Nothing may be dropped or altered: reproduce all the data.

START LISTED ENTRIES

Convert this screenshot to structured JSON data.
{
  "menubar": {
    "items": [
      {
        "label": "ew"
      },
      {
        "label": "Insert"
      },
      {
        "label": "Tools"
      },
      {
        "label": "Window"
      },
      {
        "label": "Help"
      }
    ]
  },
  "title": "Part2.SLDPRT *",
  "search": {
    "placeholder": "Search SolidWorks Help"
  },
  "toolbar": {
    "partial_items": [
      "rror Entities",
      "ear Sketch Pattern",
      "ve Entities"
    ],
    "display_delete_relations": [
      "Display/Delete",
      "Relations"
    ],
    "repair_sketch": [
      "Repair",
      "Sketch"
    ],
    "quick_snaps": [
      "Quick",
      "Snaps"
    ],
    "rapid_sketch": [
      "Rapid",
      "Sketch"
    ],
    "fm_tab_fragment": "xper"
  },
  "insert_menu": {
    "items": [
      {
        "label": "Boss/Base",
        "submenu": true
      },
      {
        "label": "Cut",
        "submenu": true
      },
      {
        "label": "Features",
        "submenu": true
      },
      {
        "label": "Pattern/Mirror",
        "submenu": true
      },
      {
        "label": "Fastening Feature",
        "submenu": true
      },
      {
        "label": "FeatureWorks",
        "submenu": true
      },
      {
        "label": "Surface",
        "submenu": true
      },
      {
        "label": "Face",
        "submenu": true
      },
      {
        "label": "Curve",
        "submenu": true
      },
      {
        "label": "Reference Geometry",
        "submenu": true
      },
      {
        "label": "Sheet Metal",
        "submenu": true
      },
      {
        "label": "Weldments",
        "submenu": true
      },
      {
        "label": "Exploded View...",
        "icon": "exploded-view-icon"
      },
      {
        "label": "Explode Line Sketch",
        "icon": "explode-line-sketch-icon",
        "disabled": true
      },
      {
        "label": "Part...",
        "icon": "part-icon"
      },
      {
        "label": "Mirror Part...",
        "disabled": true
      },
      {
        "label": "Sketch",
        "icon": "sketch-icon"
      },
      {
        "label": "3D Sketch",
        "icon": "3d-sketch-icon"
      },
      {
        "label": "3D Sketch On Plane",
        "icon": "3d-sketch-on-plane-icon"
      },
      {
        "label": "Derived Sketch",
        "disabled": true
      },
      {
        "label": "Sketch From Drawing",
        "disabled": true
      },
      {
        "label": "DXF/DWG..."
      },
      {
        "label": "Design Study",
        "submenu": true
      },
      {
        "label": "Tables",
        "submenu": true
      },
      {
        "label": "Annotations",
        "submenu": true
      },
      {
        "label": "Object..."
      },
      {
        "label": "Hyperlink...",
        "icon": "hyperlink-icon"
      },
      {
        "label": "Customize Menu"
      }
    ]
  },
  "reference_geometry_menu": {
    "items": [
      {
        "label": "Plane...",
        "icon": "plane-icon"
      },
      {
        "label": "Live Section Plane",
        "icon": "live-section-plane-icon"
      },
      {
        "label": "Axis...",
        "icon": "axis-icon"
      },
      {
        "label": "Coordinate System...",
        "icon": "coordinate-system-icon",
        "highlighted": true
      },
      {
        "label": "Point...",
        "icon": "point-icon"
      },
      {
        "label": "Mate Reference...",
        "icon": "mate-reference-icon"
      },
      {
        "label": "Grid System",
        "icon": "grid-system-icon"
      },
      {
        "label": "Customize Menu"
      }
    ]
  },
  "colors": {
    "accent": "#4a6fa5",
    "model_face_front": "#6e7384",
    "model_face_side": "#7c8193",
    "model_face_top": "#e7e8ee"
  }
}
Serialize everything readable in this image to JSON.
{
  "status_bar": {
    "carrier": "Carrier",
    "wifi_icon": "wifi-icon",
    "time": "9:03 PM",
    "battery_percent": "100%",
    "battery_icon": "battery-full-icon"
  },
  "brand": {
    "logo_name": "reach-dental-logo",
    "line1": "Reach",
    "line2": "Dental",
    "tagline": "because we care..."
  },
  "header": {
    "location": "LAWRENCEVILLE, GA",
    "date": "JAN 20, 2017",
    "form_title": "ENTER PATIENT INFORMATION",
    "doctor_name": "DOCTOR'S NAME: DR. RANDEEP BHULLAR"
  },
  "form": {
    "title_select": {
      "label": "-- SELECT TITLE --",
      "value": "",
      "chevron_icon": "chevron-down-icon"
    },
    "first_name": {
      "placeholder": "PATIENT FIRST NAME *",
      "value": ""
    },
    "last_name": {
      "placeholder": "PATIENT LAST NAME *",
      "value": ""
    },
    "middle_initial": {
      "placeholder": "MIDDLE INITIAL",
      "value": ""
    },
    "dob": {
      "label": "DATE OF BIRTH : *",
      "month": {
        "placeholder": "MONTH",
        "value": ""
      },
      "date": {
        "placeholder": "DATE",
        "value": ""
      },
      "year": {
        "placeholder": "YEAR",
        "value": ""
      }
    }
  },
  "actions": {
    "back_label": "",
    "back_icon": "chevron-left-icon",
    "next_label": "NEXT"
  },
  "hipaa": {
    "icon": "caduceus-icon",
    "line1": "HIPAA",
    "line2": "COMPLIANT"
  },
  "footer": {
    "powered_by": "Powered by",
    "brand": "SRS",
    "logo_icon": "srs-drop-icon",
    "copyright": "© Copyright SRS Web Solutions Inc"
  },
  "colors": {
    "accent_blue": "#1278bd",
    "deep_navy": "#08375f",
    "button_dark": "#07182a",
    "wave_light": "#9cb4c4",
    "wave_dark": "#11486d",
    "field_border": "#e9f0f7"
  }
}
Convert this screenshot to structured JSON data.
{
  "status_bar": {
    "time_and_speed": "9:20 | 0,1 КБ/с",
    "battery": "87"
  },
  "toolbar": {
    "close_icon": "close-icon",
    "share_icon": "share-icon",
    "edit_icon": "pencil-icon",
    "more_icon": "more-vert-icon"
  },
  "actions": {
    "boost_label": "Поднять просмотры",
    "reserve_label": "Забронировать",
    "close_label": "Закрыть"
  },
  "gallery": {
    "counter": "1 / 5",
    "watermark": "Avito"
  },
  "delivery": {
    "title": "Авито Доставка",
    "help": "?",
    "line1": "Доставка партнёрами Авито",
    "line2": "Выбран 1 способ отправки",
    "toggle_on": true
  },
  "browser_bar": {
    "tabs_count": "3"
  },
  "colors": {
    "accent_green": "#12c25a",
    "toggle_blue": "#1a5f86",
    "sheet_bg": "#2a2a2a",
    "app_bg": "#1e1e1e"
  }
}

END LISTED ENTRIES

TASK OUTPUT:
Convert this screenshot to structured JSON data.
{
  "menubar": {
    "items": [
      {
        "label": "ew"
      },
      {
        "label": "Insert"
      },
      {
        "label": "Tools"
      },
      {
        "label": "Window"
      },
      {
        "label": "Help"
      }
    ]
  },
  "title": "Part2.SLDPRT *",
  "search": {
    "placeholder": "Search SolidWorks Help"
  },
  "toolbar": {
    "partial_items": [
      "rror Entities",
      "ear Sketch Pattern",
      "ve Entities"
    ],
    "display_delete_relations": [
      "Display/Delete",
      "Relations"
    ],
    "repair_sketch": [
      "Repair",
      "Sketch"
    ],
    "quick_snaps": [
      "Quick",
      "Snaps"
    ],
    "rapid_sketch": [
      "Rapid",
      "Sketch"
    ],
    "fm_tab_fragment": "xper"
  },
  "insert_menu": {
    "items": [
      {
        "label": "Boss/Base",
        "submenu": true
      },
      {
        "label": "Cut",
        "submenu": true
      },
      {
        "label": "Features",
        "submenu": true
      },
      {
        "label": "Pattern/Mirror",
        "submenu": true
      },
      {
        "label": "Fastening Feature",
        "submenu": true
      },
      {
        "label": "FeatureWorks",
        "submenu": true
      },
      {
        "label": "Surface",
        "submenu": true
      },
      {
        "label": "Face",
        "submenu": true
      },
      {
        "label": "Curve",
        "submenu": true
      },
      {
        "label": "Reference Geometry",
        "submenu": true
      },
      {
        "label": "Sheet Metal",
        "submenu": true
      },
      {
        "label": "Weldments",
        "submenu": true
      },
      {
        "label": "Exploded View...",
        "icon": "exploded-view-icon"
      },
      {
        "label": "Explode Line Sketch",
        "icon": "explode-line-sketch-icon",
        "disabled": true
      },
      {
        "label": "Part...",
        "icon": "part-icon"
      },
      {
        "label": "Mirror Part...",
        "disabled": true
      },
      {
        "label": "Sketch",
        "icon": "sketch-icon"
      },
      {
        "label": "3D Sketch",
        "icon": "3d-sketch-icon"
      },
      {
        "label": "3D Sketch On Plane",
        "icon": "3d-sketch-on-plane-icon"
      },
      {
        "label": "Derived Sketch",
        "disabled": true
      },
      {
        "label": "Sketch From Drawing",
        "disabled": true
      },
      {
        "label": "DXF/DWG..."
      },
      {
        "label": "Design Study",
        "submenu": true
      },
      {
        "label": "Tables",
        "submenu": true
      },
      {
        "label": "Annotations",
        "submenu": true
      },
      {
        "label": "Object..."
      },
      {
        "label": "Hyperlink...",
        "icon": "hyperlink-icon"
      },
      {
        "label": "Customize Menu"
      }
    ]
  },
  "reference_geometry_menu": {
    "items": [
      {
        "label": "Plane...",
        "icon": "plane-icon"
      },
      {
        "label": "Live Section Plane",
        "icon": "live-section-plane-icon"
      },
      {
        "label": "Axis...",
        "icon": "axis-icon"
      },
      {
        "label": "Coordinate System...",
        "icon": "coordinate-system-icon",
        "highlighted": true
      },
      {
        "label": "Point...",
        "icon": "point-icon"
      },
      {
        "label": "Mate Reference...",
        "icon": "mate-reference-icon"
      },
      {
        "label": "Grid System",
        "icon": "grid-system-icon"
      },
      {
        "label": "Customize Menu"
      }
    ]
  },
  "colors": {
    "accent": "#4a6fa5",
    "model_face_front": "#6e7384",
    "model_face_side": "#7c8193",
    "model_face_top": "#e7e8ee"
  }
}
Serialize everything readable in this image to JSON.
{
  "status_bar": {
    "carrier": "Carrier",
    "wifi_icon": "wifi-icon",
    "time": "9:03 PM",
    "battery_percent": "100%",
    "battery_icon": "battery-full-icon"
  },
  "brand": {
    "logo_name": "reach-dental-logo",
    "line1": "Reach",
    "line2": "Dental",
    "tagline": "because we care..."
  },
  "header": {
    "location": "LAWRENCEVILLE, GA",
    "date": "JAN 20, 2017",
    "form_title": "ENTER PATIENT INFORMATION",
    "doctor_name": "DOCTOR'S NAME: DR. RANDEEP BHULLAR"
  },
  "form": {
    "title_select": {
      "label": "-- SELECT TITLE --",
      "value": "",
      "chevron_icon": "chevron-down-icon"
    },
    "first_name": {
      "placeholder": "PATIENT FIRST NAME *",
      "value": ""
    },
    "last_name": {
      "placeholder": "PATIENT LAST NAME *",
      "value": ""
    },
    "middle_initial": {
      "placeholder": "MIDDLE INITIAL",
      "value": ""
    },
    "dob": {
      "label": "DATE OF BIRTH : *",
      "month": {
        "placeholder": "MONTH",
        "value": ""
      },
      "date": {
        "placeholder": "DATE",
        "value": ""
      },
      "year": {
        "placeholder": "YEAR",
        "value": ""
      }
    }
  },
  "actions": {
    "back_label": "",
    "back_icon": "chevron-left-icon",
    "next_label": "NEXT"
  },
  "hipaa": {
    "icon": "caduceus-icon",
    "line1": "HIPAA",
    "line2": "COMPLIANT"
  },
  "footer": {
    "powered_by": "Powered by",
    "brand": "SRS",
    "logo_icon": "srs-drop-icon",
    "copyright": "© Copyright SRS Web Solutions Inc"
  },
  "colors": {
    "accent_blue": "#1278bd",
    "deep_navy": "#08375f",
    "button_dark": "#07182a",
    "wave_light": "#9cb4c4",
    "wave_dark": "#11486d",
    "field_border": "#e9f0f7"
  }
}
Convert this screenshot to structured JSON data.
{
  "status_bar": {
    "time_and_speed": "9:20 | 0,1 КБ/с",
    "battery": "87"
  },
  "toolbar": {
    "close_icon": "close-icon",
    "share_icon": "share-icon",
    "edit_icon": "pencil-icon",
    "more_icon": "more-vert-icon"
  },
  "actions": {
    "boost_label": "Поднять просмотры",
    "reserve_label": "Забронировать",
    "close_label": "Закрыть"
  },
  "gallery": {
    "counter": "1 / 5",
    "watermark": "Avito"
  },
  "delivery": {
    "title": "Авито Доставка",
    "help": "?",
    "line1": "Доставка партнёрами Авито",
    "line2": "Выбран 1 способ отправки",
    "toggle_on": true
  },
  "browser_bar": {
    "tabs_count": "3"
  },
  "colors": {
    "accent_green": "#12c25a",
    "toggle_blue": "#1a5f86",
    "sheet_bg": "#2a2a2a",
    "app_bg": "#1e1e1e"
  }
}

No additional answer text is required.